According to the FDA, sub-website Safety Information, Topamax (topiramate), the drug that is used in initial monotherapy for young patients who suffer from tonic-clonic (aka epileptic) seizures, was being recalled.
Topamax was originally manufactured by Ortho-McNeil; the Topamax recall was generated by a “musty” and “unpleasant odor” arising from the medication bottle itself.
The medication, also used in patients over 10 years of age for migraine symptoms, was recalled after four patients complained of the stench, and were forced to stop taking the drug out of fear of side effects.
Topamax Recall due to its Weird Odor
The cause of the odor was apparently the result of trace chemicals found in the wooden storage pallets that shipments of the drug rested on. The recall was described on one end of the spectrum as a necessary step to keep the health of children with epileptic seizures and adults with migraines safe.
On the other hand, some officials considered the plague of odorous medicines a “tempest in a teapot.” With the limited number of complaints, and the unlikely nature of the conditions that caused the complaint, it is probable that the recall did not affect a large number of users.
The fortunate circumstance, most officials agree, is the presence of the telltale odor in the medication that acts as an early warning system for the patient consumer. While officials warned that the contaminated medications should be recalled and destroyed (lots numbered OKG110 or OLG222, expiring in the late summer of 2012), most agreed that if there is no foul odor, the recall does not apply to that particular shipment or those particular bottles.

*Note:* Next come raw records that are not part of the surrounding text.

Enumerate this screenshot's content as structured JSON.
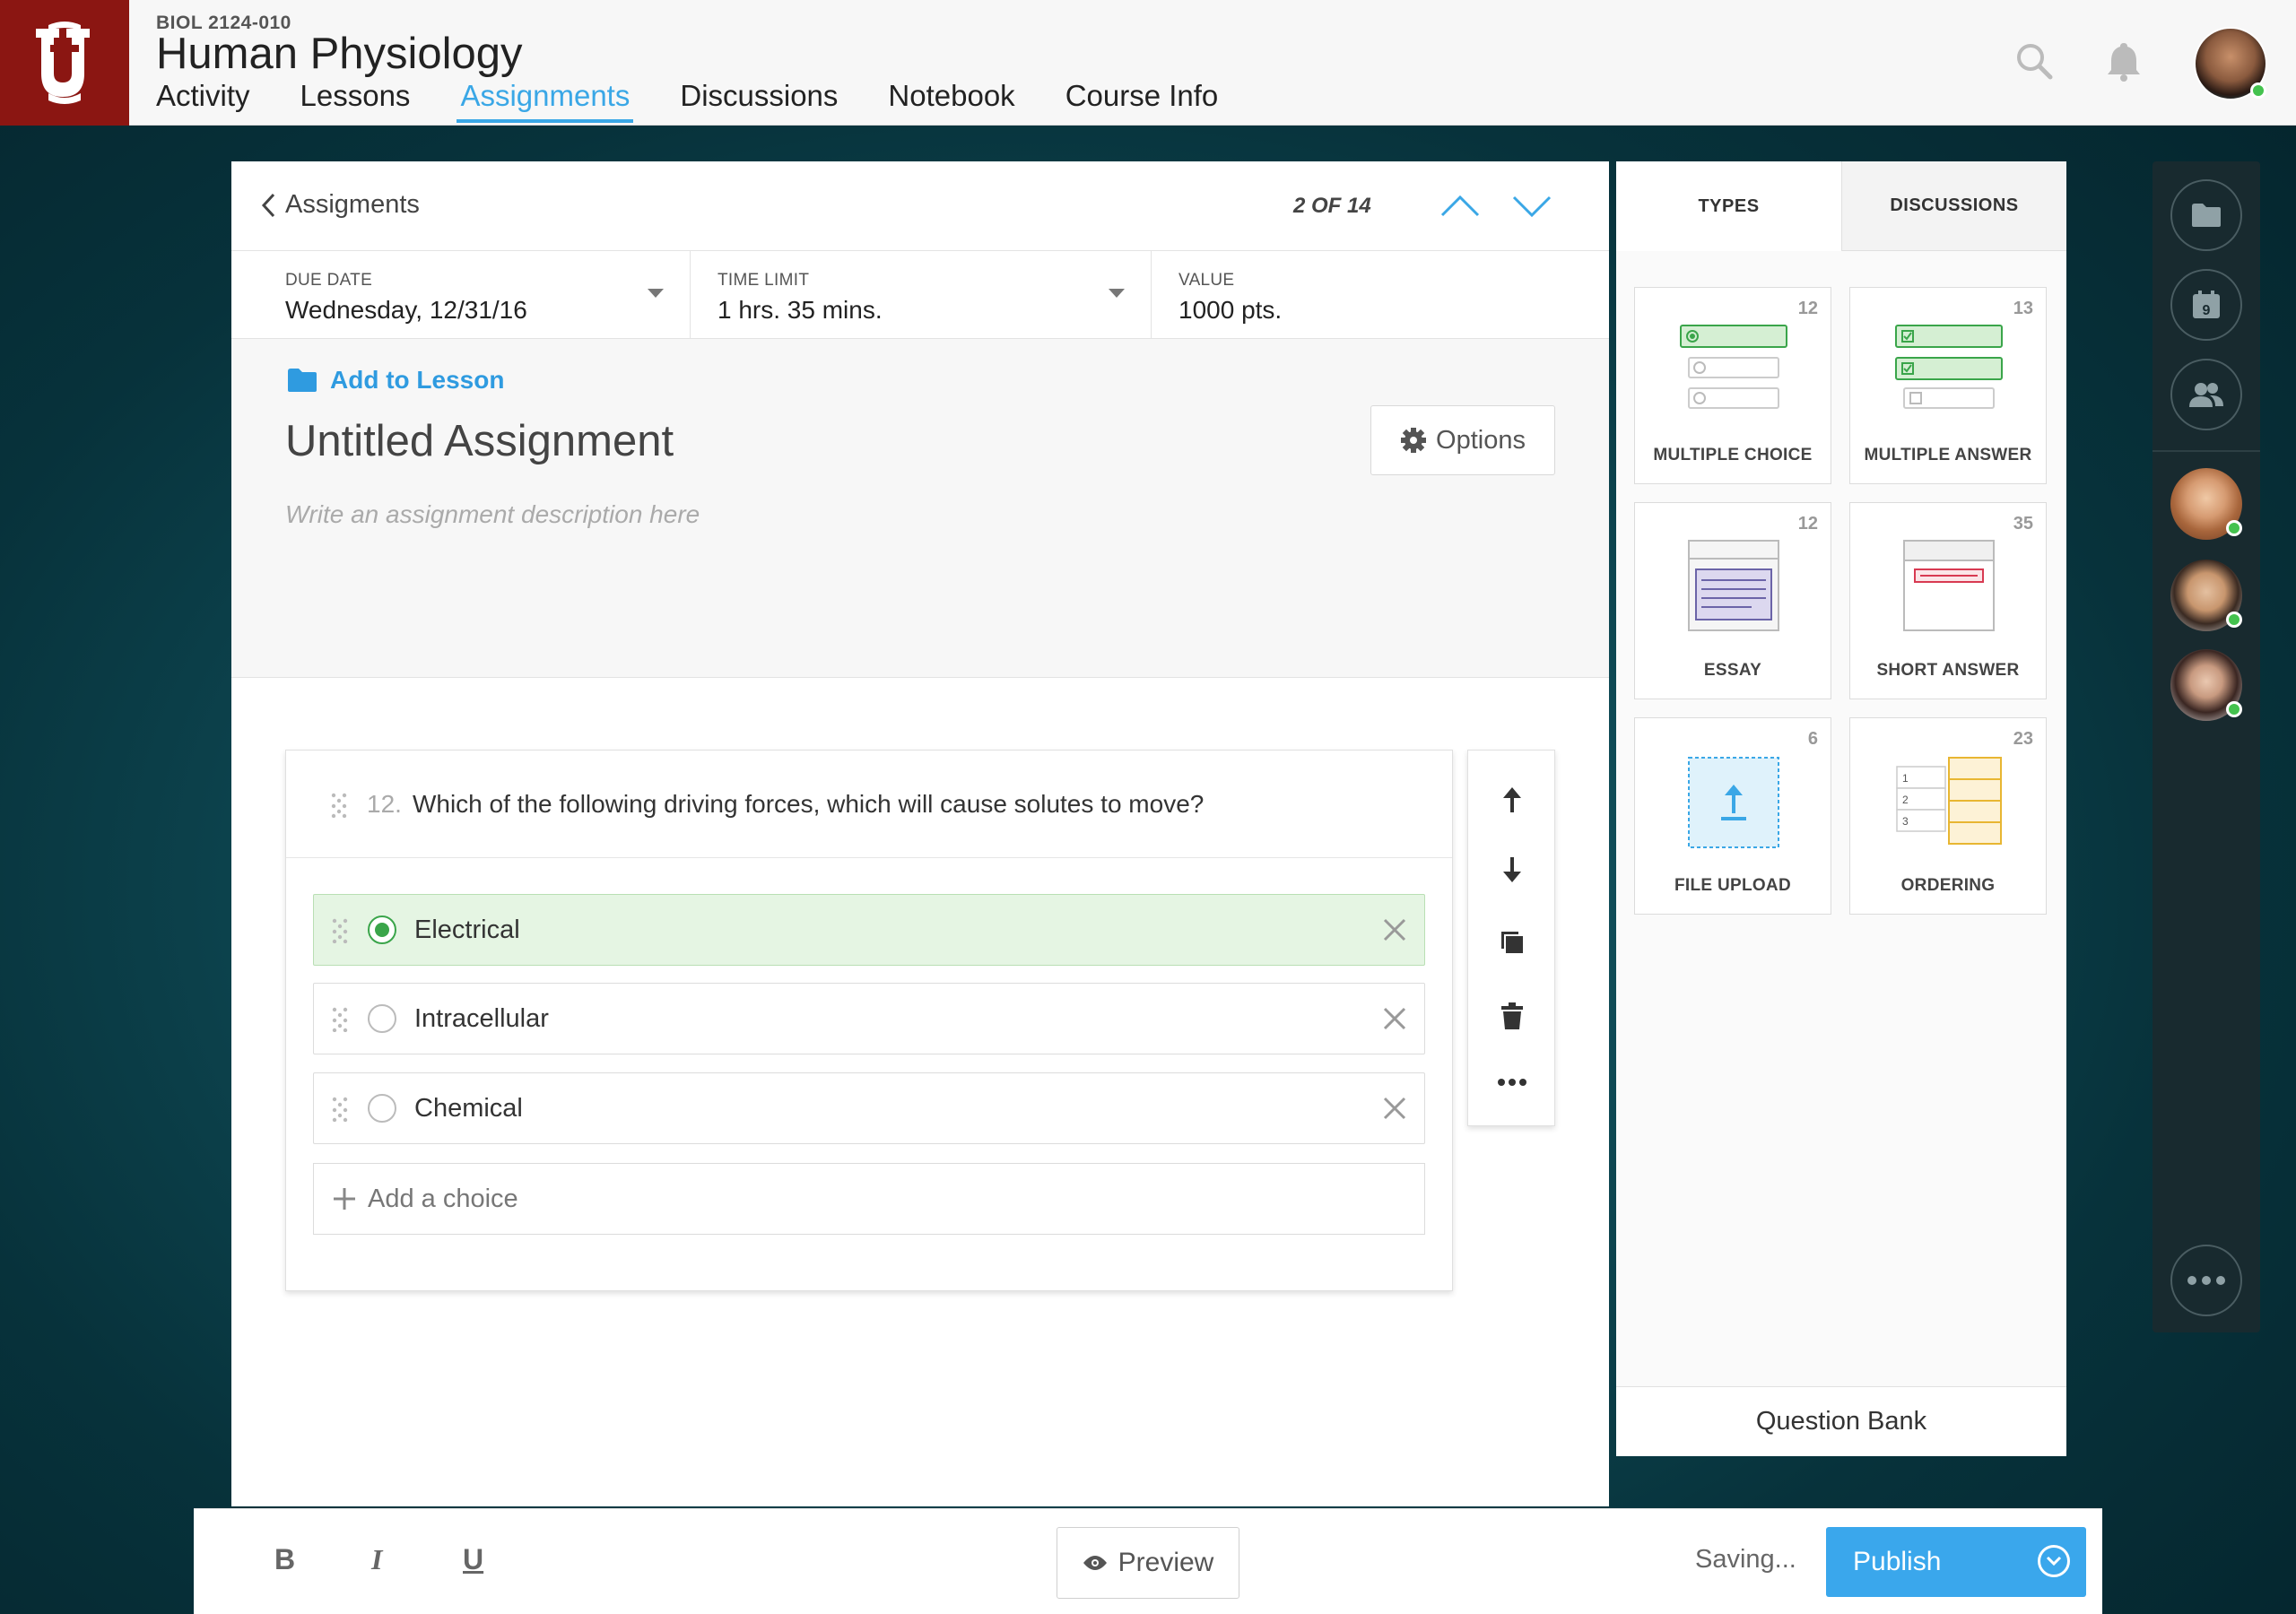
{
  "header": {
    "course_code": "BIOL 2124-010",
    "course_title": "Human Physiology",
    "nav": [
      "Activity",
      "Lessons",
      "Assignments",
      "Discussions",
      "Notebook",
      "Course Info"
    ],
    "active_nav": "Assignments"
  },
  "assignment": {
    "back_label": "Assigments",
    "counter": "2 OF 14",
    "due_date_label": "DUE DATE",
    "due_date_value": "Wednesday, 12/31/16",
    "time_limit_label": "TIME LIMIT",
    "time_limit_value": "1 hrs. 35 mins.",
    "value_label": "VALUE",
    "value_value": "1000 pts.",
    "add_to_lesson": "Add to Lesson",
    "title": "Untitled Assignment",
    "options_label": "Options",
    "description_placeholder": "Write an assignment description here"
  },
  "question": {
    "number": "12.",
    "text": "Which of the following driving forces, which will cause solutes to move?",
    "choices": [
      {
        "label": "Electrical",
        "selected": true
      },
      {
        "label": "Intracellular",
        "selected": false
      },
      {
        "label": "Chemical",
        "selected": false
      }
    ],
    "add_choice": "Add a choice"
  },
  "types_panel": {
    "tabs": [
      "TYPES",
      "DISCUSSIONS"
    ],
    "types": [
      {
        "label": "MULTIPLE CHOICE",
        "count": "12"
      },
      {
        "label": "MULTIPLE ANSWER",
        "count": "13"
      },
      {
        "label": "ESSAY",
        "count": "12"
      },
      {
        "label": "SHORT ANSWER",
        "count": "35"
      },
      {
        "label": "FILE UPLOAD",
        "count": "6"
      },
      {
        "label": "ORDERING",
        "count": "23"
      }
    ],
    "ordering_numbers": [
      "1",
      "2",
      "3"
    ],
    "question_bank": "Question Bank"
  },
  "dock": {
    "calendar_day": "9"
  },
  "toolbar": {
    "bold": "B",
    "italic": "I",
    "underline": "U",
    "preview": "Preview",
    "saving": "Saving...",
    "publish": "Publish"
  },
  "colors": {
    "brand": "#8b1612",
    "accent": "#3aa7e6",
    "success": "#3aa54a",
    "selected_bg": "#e5f5e3"
  }
}
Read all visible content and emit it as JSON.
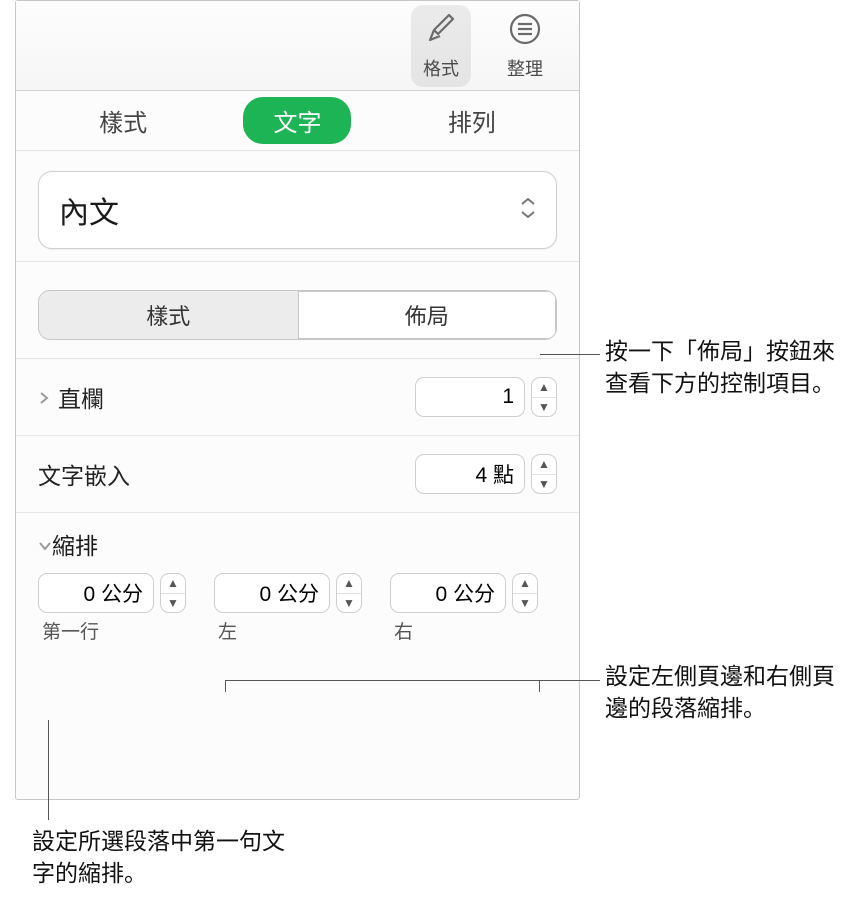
{
  "toolbar": {
    "format_label": "格式",
    "arrange_label": "整理"
  },
  "subtabs": {
    "style": "樣式",
    "text": "文字",
    "arrange": "排列"
  },
  "para_style": {
    "selected": "內文"
  },
  "segmented": {
    "style": "樣式",
    "layout": "佈局"
  },
  "rows": {
    "columns_label": "直欄",
    "columns_value": "1",
    "text_inset_label": "文字嵌入",
    "text_inset_value": "4 點"
  },
  "indent": {
    "header": "縮排",
    "first_value": "0 公分",
    "first_label": "第一行",
    "left_value": "0 公分",
    "left_label": "左",
    "right_value": "0 公分",
    "right_label": "右"
  },
  "callouts": {
    "layout": "按一下「佈局」按鈕來查看下方的控制項目。",
    "margins": "設定左側頁邊和右側頁邊的段落縮排。",
    "first_line": "設定所選段落中第一句文字的縮排。"
  }
}
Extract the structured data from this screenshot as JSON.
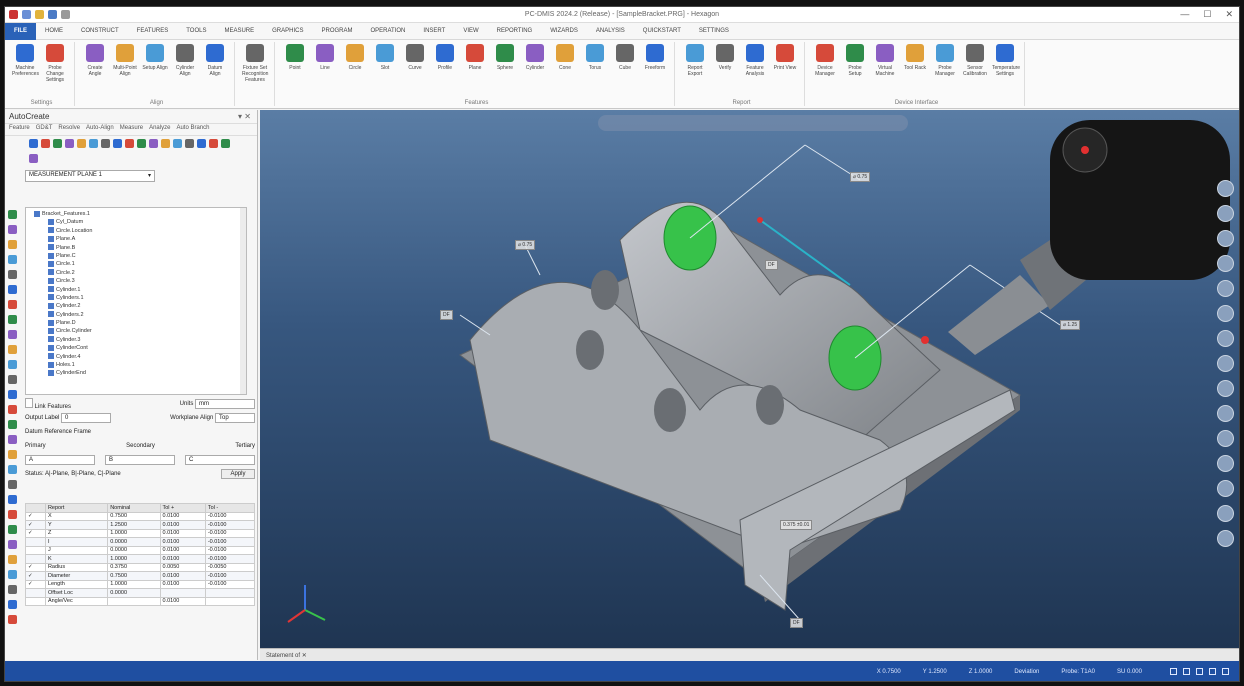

Adding to the somewhat overly dramatic recall was the fact that the medication being held back was an established pharmaceutical aid to patients suffering from fairly difficult, painful and violent headache and seizure scenarios. In this instance, there was no alternative drug that patients could obtain to ease their suffering or their symptoms.
Most problematic of all was the fact that the Topamax recall prompted further legal action. (see also topiramate side effects)Although Topamax had become established as a drug of choice, it was discovered that its manufacturer, Ortho-McNeil, ran virtually no safety tests on it to determine its efficacy.
In May of 2010, the pharmaceutical company pled guilty to fraud and was ordered to pay restitutions to patients in excess of 6 million dollars. No data exists as to Topamax’s efficacy in treating either seizures or migraine symptoms; although patients reported (in the case of the migraines) a beneficial alleviation of symptoms, it may have been, according to FDA researchers, a placebo effect based upon what the patients were already told about the drug.
If you have concerns about the Topamax recall, consult a reliable medical professional; you are also encouraged to visit online at http://www.abalawinfo.org/ for a free legal consultation.